BEGIN INFORMATION GIVEN
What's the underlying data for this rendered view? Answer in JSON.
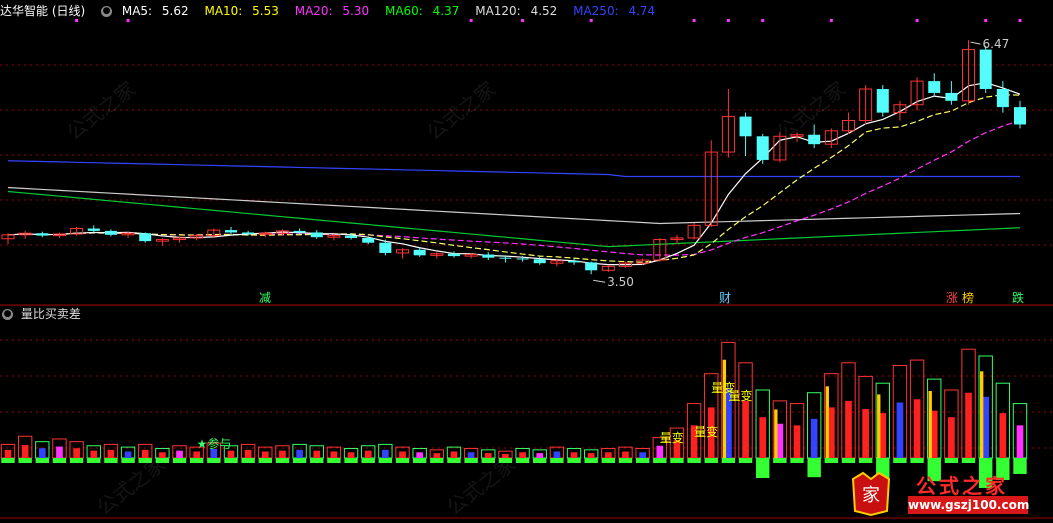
{
  "header": {
    "title": "达华智能 (日线)",
    "ma": [
      {
        "label": "MA5:",
        "value": "5.62",
        "color": "#ffffff"
      },
      {
        "label": "MA10:",
        "value": "5.53",
        "color": "#ffff00"
      },
      {
        "label": "MA20:",
        "value": "5.30",
        "color": "#ff33ff"
      },
      {
        "label": "MA60:",
        "value": "4.37",
        "color": "#00ff00"
      },
      {
        "label": "MA120:",
        "value": "4.52",
        "color": "#dddddd"
      },
      {
        "label": "MA250:",
        "value": "4.74",
        "color": "#3344ff"
      }
    ]
  },
  "indicator": {
    "title": "量比买卖差",
    "labels": {
      "tag1": "★参与",
      "tag2": "量变",
      "tag3": "量变",
      "tag4": "量变",
      "tag5": "量变"
    }
  },
  "price": {
    "high_label": "6.47",
    "low_label": "3.50",
    "events": [
      {
        "text": "减",
        "color": "#33ff66"
      },
      {
        "text": "财",
        "color": "#66ccff"
      },
      {
        "text": "涨",
        "color": "#ff4444"
      },
      {
        "text": "榜",
        "color": "#ffcc00"
      },
      {
        "text": "跌",
        "color": "#33ff66"
      }
    ]
  },
  "watermarks": [
    "公式之家",
    "www.gszj100.com"
  ],
  "logo": {
    "title": "公式之家",
    "url": "www.gszj100.com",
    "seal": "家"
  },
  "colors": {
    "up": "#ff3333",
    "down": "#54fcfc",
    "grid": "#990000"
  },
  "chart_data": {
    "type": "candlestick",
    "title": "达华智能 (日线)",
    "ylim": [
      3.3,
      6.7
    ],
    "candles": [
      [
        3.95,
        4.02,
        3.88,
        4.0
      ],
      [
        4.0,
        4.05,
        3.95,
        4.02
      ],
      [
        4.02,
        4.04,
        3.97,
        3.99
      ],
      [
        3.99,
        4.03,
        3.96,
        4.01
      ],
      [
        4.01,
        4.1,
        3.99,
        4.08
      ],
      [
        4.08,
        4.12,
        4.03,
        4.05
      ],
      [
        4.05,
        4.07,
        3.98,
        4.0
      ],
      [
        4.0,
        4.04,
        3.96,
        4.02
      ],
      [
        4.02,
        4.03,
        3.9,
        3.92
      ],
      [
        3.92,
        3.96,
        3.86,
        3.94
      ],
      [
        3.94,
        3.98,
        3.9,
        3.96
      ],
      [
        3.96,
        4.01,
        3.93,
        3.99
      ],
      [
        3.99,
        4.08,
        3.97,
        4.06
      ],
      [
        4.06,
        4.1,
        4.0,
        4.03
      ],
      [
        4.03,
        4.05,
        3.99,
        4.01
      ],
      [
        4.01,
        4.04,
        3.97,
        4.02
      ],
      [
        4.02,
        4.07,
        3.99,
        4.05
      ],
      [
        4.05,
        4.08,
        4.0,
        4.03
      ],
      [
        4.03,
        4.06,
        3.95,
        3.97
      ],
      [
        3.97,
        4.01,
        3.93,
        3.99
      ],
      [
        3.99,
        4.02,
        3.94,
        3.96
      ],
      [
        3.96,
        3.98,
        3.88,
        3.9
      ],
      [
        3.9,
        3.94,
        3.74,
        3.77
      ],
      [
        3.77,
        3.83,
        3.7,
        3.81
      ],
      [
        3.81,
        3.84,
        3.72,
        3.74
      ],
      [
        3.74,
        3.78,
        3.7,
        3.76
      ],
      [
        3.76,
        3.79,
        3.71,
        3.73
      ],
      [
        3.73,
        3.77,
        3.7,
        3.75
      ],
      [
        3.75,
        3.78,
        3.68,
        3.71
      ],
      [
        3.71,
        3.74,
        3.65,
        3.7
      ],
      [
        3.7,
        3.73,
        3.66,
        3.69
      ],
      [
        3.69,
        3.72,
        3.62,
        3.64
      ],
      [
        3.64,
        3.69,
        3.6,
        3.67
      ],
      [
        3.67,
        3.7,
        3.62,
        3.65
      ],
      [
        3.65,
        3.66,
        3.5,
        3.55
      ],
      [
        3.55,
        3.62,
        3.53,
        3.6
      ],
      [
        3.6,
        3.66,
        3.58,
        3.64
      ],
      [
        3.64,
        3.7,
        3.62,
        3.68
      ],
      [
        3.68,
        3.96,
        3.66,
        3.94
      ],
      [
        3.94,
        4.0,
        3.88,
        3.96
      ],
      [
        3.96,
        4.15,
        3.94,
        4.12
      ],
      [
        4.12,
        5.2,
        4.1,
        5.05
      ],
      [
        5.05,
        5.85,
        4.98,
        5.5
      ],
      [
        5.5,
        5.55,
        5.0,
        5.25
      ],
      [
        5.25,
        5.28,
        4.9,
        4.95
      ],
      [
        4.95,
        5.3,
        4.92,
        5.25
      ],
      [
        5.25,
        5.3,
        5.18,
        5.27
      ],
      [
        5.27,
        5.4,
        5.1,
        5.15
      ],
      [
        5.15,
        5.35,
        5.1,
        5.32
      ],
      [
        5.32,
        5.55,
        5.28,
        5.45
      ],
      [
        5.45,
        5.9,
        5.4,
        5.85
      ],
      [
        5.85,
        5.9,
        5.5,
        5.55
      ],
      [
        5.55,
        5.7,
        5.45,
        5.65
      ],
      [
        5.65,
        6.0,
        5.58,
        5.95
      ],
      [
        5.95,
        6.05,
        5.75,
        5.8
      ],
      [
        5.8,
        5.95,
        5.65,
        5.7
      ],
      [
        5.7,
        6.47,
        5.65,
        6.35
      ],
      [
        6.35,
        6.4,
        5.8,
        5.85
      ],
      [
        5.85,
        5.95,
        5.55,
        5.62
      ],
      [
        5.62,
        5.7,
        5.35,
        5.4
      ]
    ],
    "volume": [
      [
        0.1,
        1
      ],
      [
        0.16,
        1
      ],
      [
        0.12,
        -1
      ],
      [
        0.14,
        1
      ],
      [
        0.12,
        1
      ],
      [
        0.09,
        -1
      ],
      [
        0.1,
        1
      ],
      [
        0.08,
        -1
      ],
      [
        0.1,
        1
      ],
      [
        0.07,
        -1
      ],
      [
        0.09,
        1
      ],
      [
        0.08,
        1
      ],
      [
        0.11,
        1
      ],
      [
        0.09,
        -1
      ],
      [
        0.1,
        1
      ],
      [
        0.08,
        1
      ],
      [
        0.09,
        1
      ],
      [
        0.1,
        -1
      ],
      [
        0.09,
        -1
      ],
      [
        0.08,
        1
      ],
      [
        0.07,
        -1
      ],
      [
        0.09,
        -1
      ],
      [
        0.1,
        -1
      ],
      [
        0.08,
        1
      ],
      [
        0.07,
        -1
      ],
      [
        0.06,
        1
      ],
      [
        0.08,
        -1
      ],
      [
        0.07,
        1
      ],
      [
        0.06,
        -1
      ],
      [
        0.05,
        1
      ],
      [
        0.07,
        -1
      ],
      [
        0.06,
        -1
      ],
      [
        0.08,
        1
      ],
      [
        0.07,
        -1
      ],
      [
        0.06,
        -1
      ],
      [
        0.07,
        1
      ],
      [
        0.08,
        1
      ],
      [
        0.07,
        1
      ],
      [
        0.15,
        1
      ],
      [
        0.22,
        1
      ],
      [
        0.4,
        1
      ],
      [
        0.62,
        1
      ],
      [
        0.85,
        1
      ],
      [
        0.7,
        1
      ],
      [
        0.5,
        -1
      ],
      [
        0.42,
        1
      ],
      [
        0.4,
        1
      ],
      [
        0.48,
        -1
      ],
      [
        0.62,
        1
      ],
      [
        0.7,
        1
      ],
      [
        0.6,
        1
      ],
      [
        0.55,
        -1
      ],
      [
        0.68,
        1
      ],
      [
        0.72,
        1
      ],
      [
        0.58,
        -1
      ],
      [
        0.5,
        1
      ],
      [
        0.8,
        1
      ],
      [
        0.75,
        -1
      ],
      [
        0.55,
        -1
      ],
      [
        0.4,
        -1
      ]
    ]
  }
}
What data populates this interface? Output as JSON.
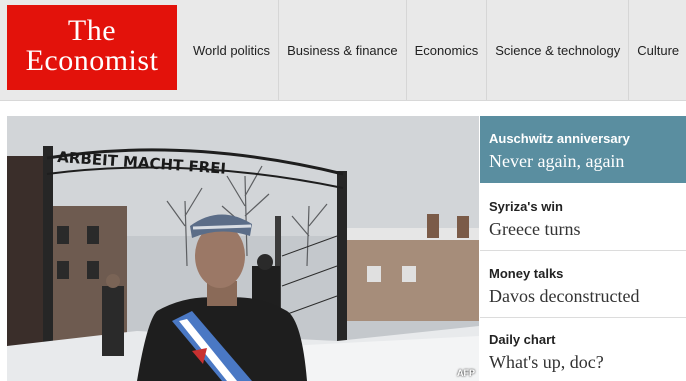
{
  "brand": {
    "line1": "The",
    "line2": "Economist",
    "color": "#e3120b"
  },
  "nav": {
    "items": [
      {
        "label": "World politics"
      },
      {
        "label": "Business & finance"
      },
      {
        "label": "Economics"
      },
      {
        "label": "Science & technology"
      },
      {
        "label": "Culture"
      }
    ]
  },
  "hero": {
    "credit": "AFP",
    "gate_sign": "ARBEIT MACHT FREI",
    "image_description_icon": "photo-image"
  },
  "stories": [
    {
      "kicker": "Auschwitz anniversary",
      "headline": "Never again, again",
      "active": true
    },
    {
      "kicker": "Syriza's win",
      "headline": "Greece turns",
      "active": false
    },
    {
      "kicker": "Money talks",
      "headline": "Davos deconstructed",
      "active": false
    },
    {
      "kicker": "Daily chart",
      "headline": "What's up, doc?",
      "active": false
    }
  ],
  "colors": {
    "header_bg": "#e9e9e9",
    "active_story_bg": "#5a8ea0"
  }
}
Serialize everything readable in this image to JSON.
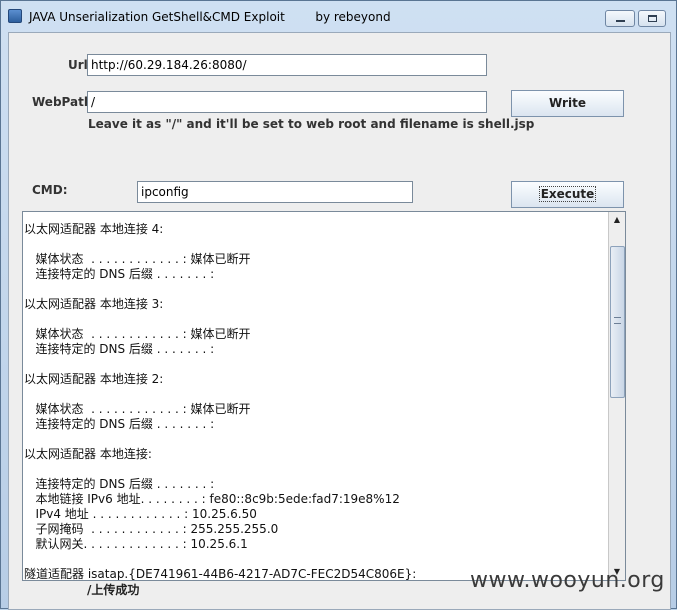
{
  "window": {
    "title": "JAVA Unserialization GetShell&CMD Exploit        by rebeyond"
  },
  "form": {
    "url_label": "Url:",
    "url_value": "http://60.29.184.26:8080/",
    "webpath_label": "WebPath:",
    "webpath_value": "/",
    "write_button": "Write",
    "hint": "Leave it as \"/\" and it'll be set to web root and filename is shell.jsp",
    "cmd_label": "CMD:",
    "cmd_value": "ipconfig",
    "execute_button": "Execute"
  },
  "output": {
    "text": "以太网适配器 本地连接 4:\n\n   媒体状态  . . . . . . . . . . . . : 媒体已断开\n   连接特定的 DNS 后缀 . . . . . . . :\n\n以太网适配器 本地连接 3:\n\n   媒体状态  . . . . . . . . . . . . : 媒体已断开\n   连接特定的 DNS 后缀 . . . . . . . :\n\n以太网适配器 本地连接 2:\n\n   媒体状态  . . . . . . . . . . . . : 媒体已断开\n   连接特定的 DNS 后缀 . . . . . . . :\n\n以太网适配器 本地连接:\n\n   连接特定的 DNS 后缀 . . . . . . . :\n   本地链接 IPv6 地址. . . . . . . . : fe80::8c9b:5ede:fad7:19e8%12\n   IPv4 地址 . . . . . . . . . . . . : 10.25.6.50\n   子网掩码  . . . . . . . . . . . . : 255.255.255.0\n   默认网关. . . . . . . . . . . . . : 10.25.6.1\n\n隧道适配器 isatap.{DE741961-44B6-4217-AD7C-FEC2D54C806E}:"
  },
  "status": {
    "text": "/上传成功"
  },
  "watermark": {
    "text": "www.wooyun.org"
  }
}
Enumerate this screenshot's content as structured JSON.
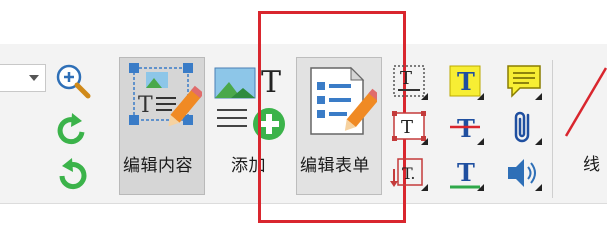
{
  "ribbon": {
    "edit_content_label": "编辑内容",
    "add_label": "添加",
    "edit_form_label": "编辑表单",
    "line_label_partial": "线"
  },
  "icons": {
    "zoom": "zoom-in-icon",
    "rotate_cw": "rotate-clockwise-icon",
    "rotate_ccw": "rotate-counterclockwise-icon",
    "edit_content": "edit-content-icon",
    "add": "add-image-text-icon",
    "edit_form": "edit-form-icon",
    "text_box": "text-box-icon",
    "text_field": "text-field-icon",
    "text_small": "text-small-icon",
    "highlight_text": "highlight-text-icon",
    "strikeout_text": "strikeout-text-icon",
    "underline_text": "underline-text-icon",
    "comment": "comment-note-icon",
    "attachment": "attachment-icon",
    "sound": "sound-icon",
    "line": "line-icon"
  },
  "colors": {
    "highlight_box": "#d9262e",
    "accent_green": "#3bb34a",
    "accent_orange": "#f08a24"
  }
}
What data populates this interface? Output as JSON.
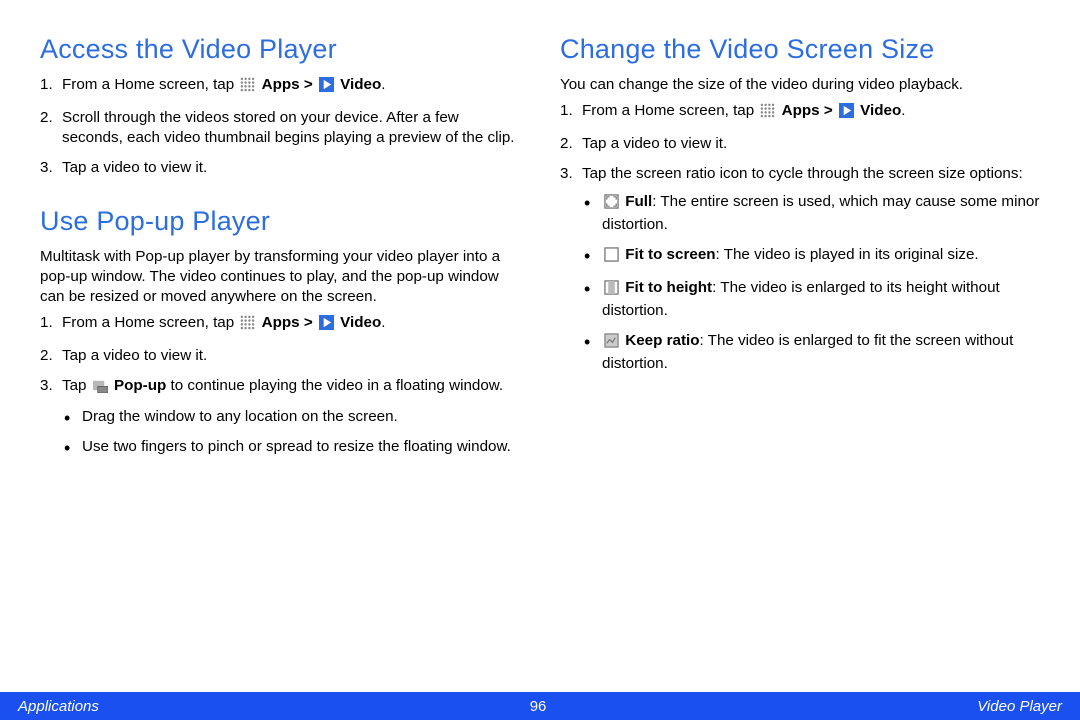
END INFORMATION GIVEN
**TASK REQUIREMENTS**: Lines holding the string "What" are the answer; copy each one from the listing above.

**RESULT OF THIS TASK**:
What's the underlying data for this rendered view? Answer in JSON.
What data populates this interface? Output as JSON.
      "headline": "What's up, doc?",
What data populates this interface? Output as JSON.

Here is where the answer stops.